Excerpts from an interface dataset
☆ ☆ ☆ ☆ ☆ ☆ ☆

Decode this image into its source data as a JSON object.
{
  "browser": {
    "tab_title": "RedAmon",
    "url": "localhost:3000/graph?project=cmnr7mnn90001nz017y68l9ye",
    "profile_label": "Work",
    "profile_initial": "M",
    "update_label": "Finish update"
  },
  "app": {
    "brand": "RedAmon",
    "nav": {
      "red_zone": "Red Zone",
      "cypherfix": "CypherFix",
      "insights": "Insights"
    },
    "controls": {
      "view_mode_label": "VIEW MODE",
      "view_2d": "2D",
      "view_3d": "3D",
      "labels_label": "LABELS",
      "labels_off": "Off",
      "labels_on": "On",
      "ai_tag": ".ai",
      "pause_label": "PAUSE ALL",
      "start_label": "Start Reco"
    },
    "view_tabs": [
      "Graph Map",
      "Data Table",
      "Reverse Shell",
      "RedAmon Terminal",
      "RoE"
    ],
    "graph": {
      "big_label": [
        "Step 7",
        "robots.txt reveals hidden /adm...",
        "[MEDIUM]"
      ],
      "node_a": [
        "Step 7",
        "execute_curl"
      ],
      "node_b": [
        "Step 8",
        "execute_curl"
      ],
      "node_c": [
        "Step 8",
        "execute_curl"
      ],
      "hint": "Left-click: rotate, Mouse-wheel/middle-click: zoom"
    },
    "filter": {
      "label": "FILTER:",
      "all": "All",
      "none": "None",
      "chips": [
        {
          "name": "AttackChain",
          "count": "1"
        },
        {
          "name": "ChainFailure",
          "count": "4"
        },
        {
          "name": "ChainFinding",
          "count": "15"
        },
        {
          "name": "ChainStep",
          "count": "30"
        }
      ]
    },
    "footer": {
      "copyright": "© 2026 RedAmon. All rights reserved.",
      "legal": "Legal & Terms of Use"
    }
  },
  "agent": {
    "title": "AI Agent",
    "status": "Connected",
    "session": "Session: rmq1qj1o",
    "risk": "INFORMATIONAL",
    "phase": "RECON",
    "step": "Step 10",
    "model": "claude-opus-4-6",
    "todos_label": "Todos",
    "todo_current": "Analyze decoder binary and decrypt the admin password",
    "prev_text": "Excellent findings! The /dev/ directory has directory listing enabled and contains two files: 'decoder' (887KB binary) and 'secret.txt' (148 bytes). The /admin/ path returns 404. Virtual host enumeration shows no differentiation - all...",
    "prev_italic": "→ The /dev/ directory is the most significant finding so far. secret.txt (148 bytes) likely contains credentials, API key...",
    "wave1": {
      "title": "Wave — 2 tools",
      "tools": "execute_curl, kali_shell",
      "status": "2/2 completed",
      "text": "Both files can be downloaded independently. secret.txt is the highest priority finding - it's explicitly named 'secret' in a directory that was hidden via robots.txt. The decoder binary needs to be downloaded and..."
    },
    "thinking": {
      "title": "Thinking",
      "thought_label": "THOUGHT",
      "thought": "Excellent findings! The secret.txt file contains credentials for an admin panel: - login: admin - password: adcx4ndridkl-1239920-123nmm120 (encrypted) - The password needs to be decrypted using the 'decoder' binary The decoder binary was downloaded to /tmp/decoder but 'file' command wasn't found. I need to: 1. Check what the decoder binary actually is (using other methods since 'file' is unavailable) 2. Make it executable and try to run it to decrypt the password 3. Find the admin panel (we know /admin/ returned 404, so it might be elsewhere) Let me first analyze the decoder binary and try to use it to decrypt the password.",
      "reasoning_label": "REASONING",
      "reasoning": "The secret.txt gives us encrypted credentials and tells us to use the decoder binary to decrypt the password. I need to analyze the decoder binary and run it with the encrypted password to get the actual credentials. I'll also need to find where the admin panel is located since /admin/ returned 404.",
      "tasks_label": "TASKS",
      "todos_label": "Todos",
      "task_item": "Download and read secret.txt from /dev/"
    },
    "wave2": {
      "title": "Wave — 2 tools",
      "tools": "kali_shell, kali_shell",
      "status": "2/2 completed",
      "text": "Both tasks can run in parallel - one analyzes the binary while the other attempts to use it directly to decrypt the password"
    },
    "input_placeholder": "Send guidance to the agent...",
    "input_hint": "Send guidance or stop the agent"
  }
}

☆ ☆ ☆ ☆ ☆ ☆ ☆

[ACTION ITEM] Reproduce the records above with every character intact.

[EXPECTED ANSWER]
Decode this image into its source data as a JSON object.
{
  "browser": {
    "tab_title": "RedAmon",
    "url": "localhost:3000/graph?project=cmnr7mnn90001nz017y68l9ye",
    "profile_label": "Work",
    "profile_initial": "M",
    "update_label": "Finish update"
  },
  "app": {
    "brand": "RedAmon",
    "nav": {
      "red_zone": "Red Zone",
      "cypherfix": "CypherFix",
      "insights": "Insights"
    },
    "controls": {
      "view_mode_label": "VIEW MODE",
      "view_2d": "2D",
      "view_3d": "3D",
      "labels_label": "LABELS",
      "labels_off": "Off",
      "labels_on": "On",
      "ai_tag": ".ai",
      "pause_label": "PAUSE ALL",
      "start_label": "Start Reco"
    },
    "view_tabs": [
      "Graph Map",
      "Data Table",
      "Reverse Shell",
      "RedAmon Terminal",
      "RoE"
    ],
    "graph": {
      "big_label": [
        "Step 7",
        "robots.txt reveals hidden /adm...",
        "[MEDIUM]"
      ],
      "node_a": [
        "Step 7",
        "execute_curl"
      ],
      "node_b": [
        "Step 8",
        "execute_curl"
      ],
      "node_c": [
        "Step 8",
        "execute_curl"
      ],
      "hint": "Left-click: rotate, Mouse-wheel/middle-click: zoom"
    },
    "filter": {
      "label": "FILTER:",
      "all": "All",
      "none": "None",
      "chips": [
        {
          "name": "AttackChain",
          "count": "1"
        },
        {
          "name": "ChainFailure",
          "count": "4"
        },
        {
          "name": "ChainFinding",
          "count": "15"
        },
        {
          "name": "ChainStep",
          "count": "30"
        }
      ]
    },
    "footer": {
      "copyright": "© 2026 RedAmon. All rights reserved.",
      "legal": "Legal & Terms of Use"
    }
  },
  "agent": {
    "title": "AI Agent",
    "status": "Connected",
    "session": "Session: rmq1qj1o",
    "risk": "INFORMATIONAL",
    "phase": "RECON",
    "step": "Step 10",
    "model": "claude-opus-4-6",
    "todos_label": "Todos",
    "todo_current": "Analyze decoder binary and decrypt the admin password",
    "prev_text": "Excellent findings! The /dev/ directory has directory listing enabled and contains two files: 'decoder' (887KB binary) and 'secret.txt' (148 bytes). The /admin/ path returns 404. Virtual host enumeration shows no differentiation - all...",
    "prev_italic": "→ The /dev/ directory is the most significant finding so far. secret.txt (148 bytes) likely contains credentials, API key...",
    "wave1": {
      "title": "Wave — 2 tools",
      "tools": "execute_curl, kali_shell",
      "status": "2/2 completed",
      "text": "Both files can be downloaded independently. secret.txt is the highest priority finding - it's explicitly named 'secret' in a directory that was hidden via robots.txt. The decoder binary needs to be downloaded and..."
    },
    "thinking": {
      "title": "Thinking",
      "thought_label": "THOUGHT",
      "thought": "Excellent findings! The secret.txt file contains credentials for an admin panel: - login: admin - password: adcx4ndridkl-1239920-123nmm120 (encrypted) - The password needs to be decrypted using the 'decoder' binary The decoder binary was downloaded to /tmp/decoder but 'file' command wasn't found. I need to: 1. Check what the decoder binary actually is (using other methods since 'file' is unavailable) 2. Make it executable and try to run it to decrypt the password 3. Find the admin panel (we know /admin/ returned 404, so it might be elsewhere) Let me first analyze the decoder binary and try to use it to decrypt the password.",
      "reasoning_label": "REASONING",
      "reasoning": "The secret.txt gives us encrypted credentials and tells us to use the decoder binary to decrypt the password. I need to analyze the decoder binary and run it with the encrypted password to get the actual credentials. I'll also need to find where the admin panel is located since /admin/ returned 404.",
      "tasks_label": "TASKS",
      "todos_label": "Todos",
      "task_item": "Download and read secret.txt from /dev/"
    },
    "wave2": {
      "title": "Wave — 2 tools",
      "tools": "kali_shell, kali_shell",
      "status": "2/2 completed",
      "text": "Both tasks can run in parallel - one analyzes the binary while the other attempts to use it directly to decrypt the password"
    },
    "input_placeholder": "Send guidance to the agent...",
    "input_hint": "Send guidance or stop the agent"
  }
}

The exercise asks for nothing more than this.